Let’s fast-forward a few decades. Had we become a little more enlightened? Not quite. The book “Cry Rape: Anatomy of the Rapist” (1967) stated that at least three men were required to rape a woman, because rapists are repelled by violence.

Another book, “Crimes of Violence” (1973), stated that many medical writers insist that a woman’s interposing hands, limbs, and pelvic muscles “are practically insurmountable regardless of the usual relative disproportionate strength between men and women.”

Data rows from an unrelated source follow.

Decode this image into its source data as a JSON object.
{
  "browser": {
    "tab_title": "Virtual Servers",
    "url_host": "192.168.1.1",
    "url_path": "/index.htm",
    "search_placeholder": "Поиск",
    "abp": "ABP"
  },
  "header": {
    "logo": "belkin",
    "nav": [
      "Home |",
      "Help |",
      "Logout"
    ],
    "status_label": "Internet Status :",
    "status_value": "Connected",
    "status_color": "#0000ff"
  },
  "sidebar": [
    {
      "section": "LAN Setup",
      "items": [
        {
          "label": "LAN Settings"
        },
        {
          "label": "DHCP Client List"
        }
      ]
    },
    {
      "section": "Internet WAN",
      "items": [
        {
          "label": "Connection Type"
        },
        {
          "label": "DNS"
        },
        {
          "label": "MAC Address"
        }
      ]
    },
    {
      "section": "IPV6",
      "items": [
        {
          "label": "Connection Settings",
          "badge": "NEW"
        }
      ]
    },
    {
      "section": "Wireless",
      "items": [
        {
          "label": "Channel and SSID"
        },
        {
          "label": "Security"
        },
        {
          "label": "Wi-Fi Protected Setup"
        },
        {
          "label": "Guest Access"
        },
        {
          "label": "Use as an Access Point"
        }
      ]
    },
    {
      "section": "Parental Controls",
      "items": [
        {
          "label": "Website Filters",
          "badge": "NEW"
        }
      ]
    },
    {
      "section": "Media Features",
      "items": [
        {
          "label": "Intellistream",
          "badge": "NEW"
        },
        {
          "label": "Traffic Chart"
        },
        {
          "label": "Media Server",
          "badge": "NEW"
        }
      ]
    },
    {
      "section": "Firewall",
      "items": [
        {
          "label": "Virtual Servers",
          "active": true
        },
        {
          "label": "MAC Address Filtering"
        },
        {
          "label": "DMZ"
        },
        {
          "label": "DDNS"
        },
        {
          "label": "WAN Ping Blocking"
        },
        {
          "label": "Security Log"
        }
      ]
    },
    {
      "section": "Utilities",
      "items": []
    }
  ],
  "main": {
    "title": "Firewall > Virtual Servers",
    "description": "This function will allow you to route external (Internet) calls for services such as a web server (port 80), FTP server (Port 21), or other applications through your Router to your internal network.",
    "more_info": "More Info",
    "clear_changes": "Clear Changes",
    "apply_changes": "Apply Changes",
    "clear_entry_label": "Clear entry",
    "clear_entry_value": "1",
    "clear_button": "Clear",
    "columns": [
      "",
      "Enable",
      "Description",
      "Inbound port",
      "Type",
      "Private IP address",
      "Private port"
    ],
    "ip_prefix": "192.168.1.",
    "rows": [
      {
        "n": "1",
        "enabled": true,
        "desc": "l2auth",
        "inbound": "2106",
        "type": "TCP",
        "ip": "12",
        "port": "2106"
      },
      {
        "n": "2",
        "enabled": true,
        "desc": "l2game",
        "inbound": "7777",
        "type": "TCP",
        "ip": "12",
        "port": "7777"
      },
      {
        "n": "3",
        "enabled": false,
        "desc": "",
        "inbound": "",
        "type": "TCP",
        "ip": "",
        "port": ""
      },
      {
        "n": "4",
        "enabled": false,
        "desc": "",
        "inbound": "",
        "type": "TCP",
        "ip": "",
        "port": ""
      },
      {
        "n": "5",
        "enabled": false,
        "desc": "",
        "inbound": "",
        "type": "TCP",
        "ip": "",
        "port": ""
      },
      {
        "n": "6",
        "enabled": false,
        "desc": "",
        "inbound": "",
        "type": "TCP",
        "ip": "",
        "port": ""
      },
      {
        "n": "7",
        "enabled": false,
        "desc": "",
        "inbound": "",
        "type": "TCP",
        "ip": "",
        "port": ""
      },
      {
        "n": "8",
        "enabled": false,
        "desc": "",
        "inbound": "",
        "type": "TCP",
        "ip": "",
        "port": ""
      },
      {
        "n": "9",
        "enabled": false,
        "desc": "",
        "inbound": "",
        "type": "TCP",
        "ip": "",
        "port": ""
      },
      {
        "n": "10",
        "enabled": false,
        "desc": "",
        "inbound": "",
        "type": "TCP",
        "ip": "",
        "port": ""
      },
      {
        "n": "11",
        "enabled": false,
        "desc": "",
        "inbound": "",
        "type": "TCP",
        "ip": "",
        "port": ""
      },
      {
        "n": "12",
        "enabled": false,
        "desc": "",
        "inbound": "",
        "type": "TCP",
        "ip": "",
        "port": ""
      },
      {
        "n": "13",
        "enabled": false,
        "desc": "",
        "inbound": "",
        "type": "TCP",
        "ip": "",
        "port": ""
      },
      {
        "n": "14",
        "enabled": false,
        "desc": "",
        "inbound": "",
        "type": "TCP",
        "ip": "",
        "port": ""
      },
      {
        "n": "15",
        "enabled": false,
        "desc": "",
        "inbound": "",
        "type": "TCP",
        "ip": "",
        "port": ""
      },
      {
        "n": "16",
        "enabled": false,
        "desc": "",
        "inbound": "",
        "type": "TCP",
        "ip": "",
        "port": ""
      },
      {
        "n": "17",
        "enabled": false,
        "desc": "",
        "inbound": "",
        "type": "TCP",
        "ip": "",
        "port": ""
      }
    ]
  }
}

The News & Courier (Charleston, S. Carolina, Apr. 28, 1974) said that the majority of rapes “result from spur-of-the-moment urges, although ‘rape artists’ who plan their assaults ahead of time and attack on a regular basis, do exist.” They do exist, indeed.

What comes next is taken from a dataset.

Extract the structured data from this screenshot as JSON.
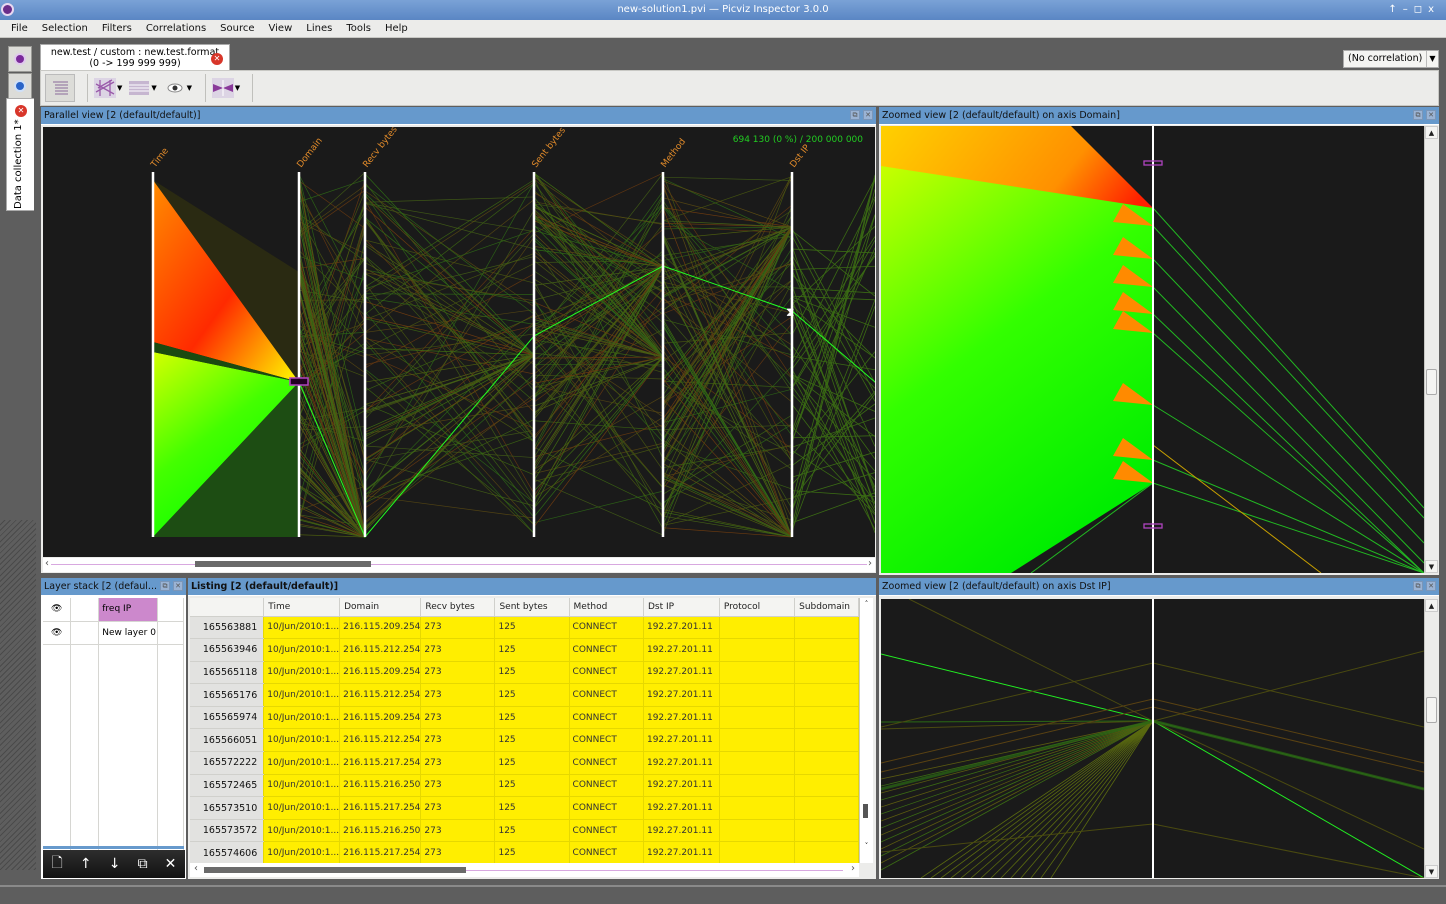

How did these myths arise?

In an interview that was published in 2007, the Co-Director of Communities Against Rape and Abuse (Seattle, Washington) said that rape myths help to ensure systems of oppression. Powerful people benefit by using the media to exploit women of color, homosexuals, and disabled people. These myths are used for power and control. She says that in our “rape culture,” all relationships are “predicated on a power-and-control model.”

This seems a little extreme. But an unrelated article lends some credence to her theory. Researchers looked at rape myths in newspaper headlines; specifically, those concerning the Kobe Bryant sexual assault case a few years ago.

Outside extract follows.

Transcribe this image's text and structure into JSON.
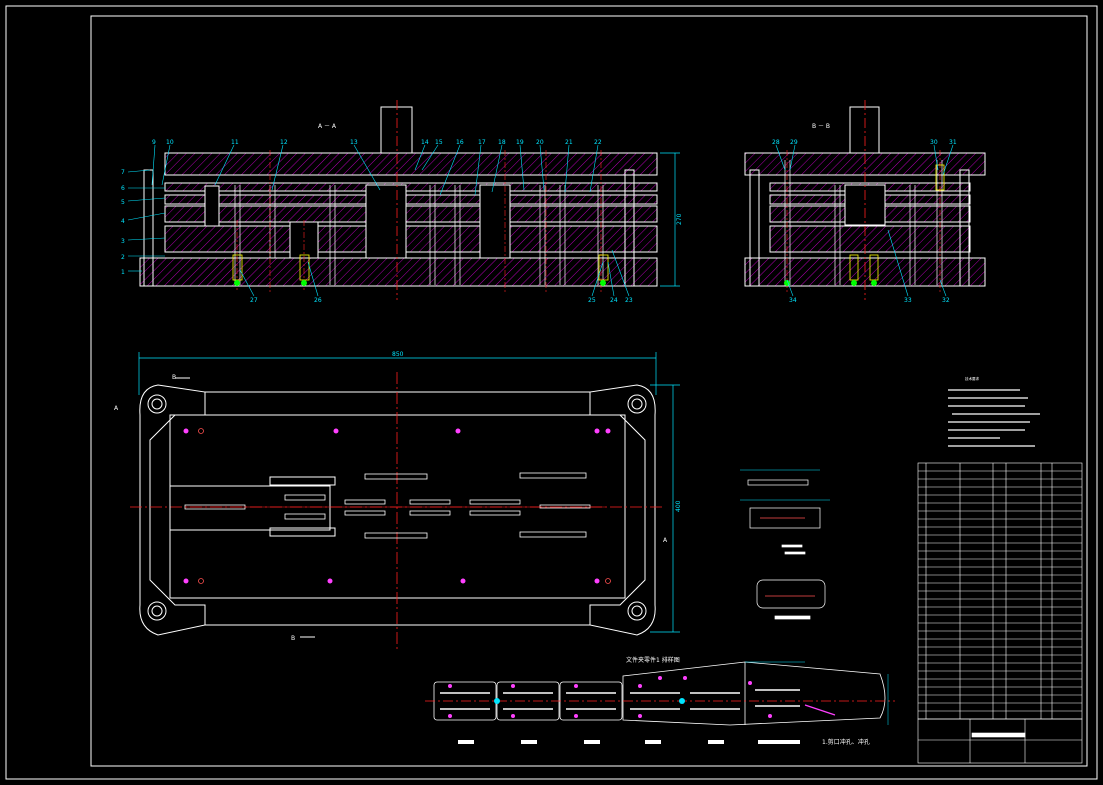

Of the headlines that used “victim,” “alleged victim,” or “accuser,” 91% called the victim the “accuser.” Identifying the rape victim as the “accuser,” rather than “alleged victim,” typically makes the readers shift responsibility from the rapist to the victim.

Nearly 10% of the headlines contained rape myths, the most common being “she’s lying” and “she wanted it.” Previous research on rape myths found on TV and in newspaper articles also concluded that these two myths were the most common.

But the article is more important than the headline, right? Wrong. When you read a newspaper you almost always read more headlines than articles.

And although pretrial publicity typically biases jurors against the defendant, sex crimes are the exception; jurors become biased against the victim.

Are journalists to blame for perpetuating these myths? It is not likely that they are acting with malice. But research has shown that they are much more likely to doubt the victim’s story than question the defendant’s story.


Why do people embrace these myths?

(1) When we attribute bad things to bad people (e.g., the woman was responsible), this helps us believe in a just world.

(2) A woman who believes rape myths can believe she has control over her own destiny, i.e., she won’t get raped if she doesn’t misbehave.

(3) Men who believe rape myths can believe that they could never commit such an act, i.e., a woman who doesn’t want to have sex can easily prevent it.

Do these beliefs have real-world consequences? Yes. In mock trials, jurors who believed rape myths were less likely to convict accused rapists.


The word “rape” first appeared in English print in 1481. Nearly 500 years later, we were told of “rape artists,” now called serial rapists. Throughout history, forcible sex acts were often regarding as not forcible or not criminal. Far too many people still believe this today.



Bourke, J 2007, Rape: Sex, Violence, History.

Easteal, PW 1992, “Beliefs About Rape: A National Survey” (Australia).

Franiuk, R, Seefelt, J & Vandello, J 2008, “Prevalence of Rape Myths in Headlines and Their Effects on Attitudes Toward Rape,” Sex Roles (Vol. 58, Numbers 11-12).

Irish Examiner 2008 (Mar. 26).

Microsoft Encarta Online Encyclopedia 2009, “Rape (law).”

Oklahoma State Department of Health 2006, “Oklahoma Women and Sexual Violence-Beliefs, Opinions, and Victimization: Results from a Random Telephone Survey,” Injury Update (Dec. 15).

Oxford English Dictionary 1989 (2nd edition).

Research & Advocacy Digest 2007, Washington Coalition of Sexual Assault Programs (Vol. 9, Issue 3).

State of Maine 2005 (Jan.), “Report of the Committee to Prevent Sexual Abuse.”

WCSAP Research & Advocacy Digest 2007 (May), “Rape Myths.”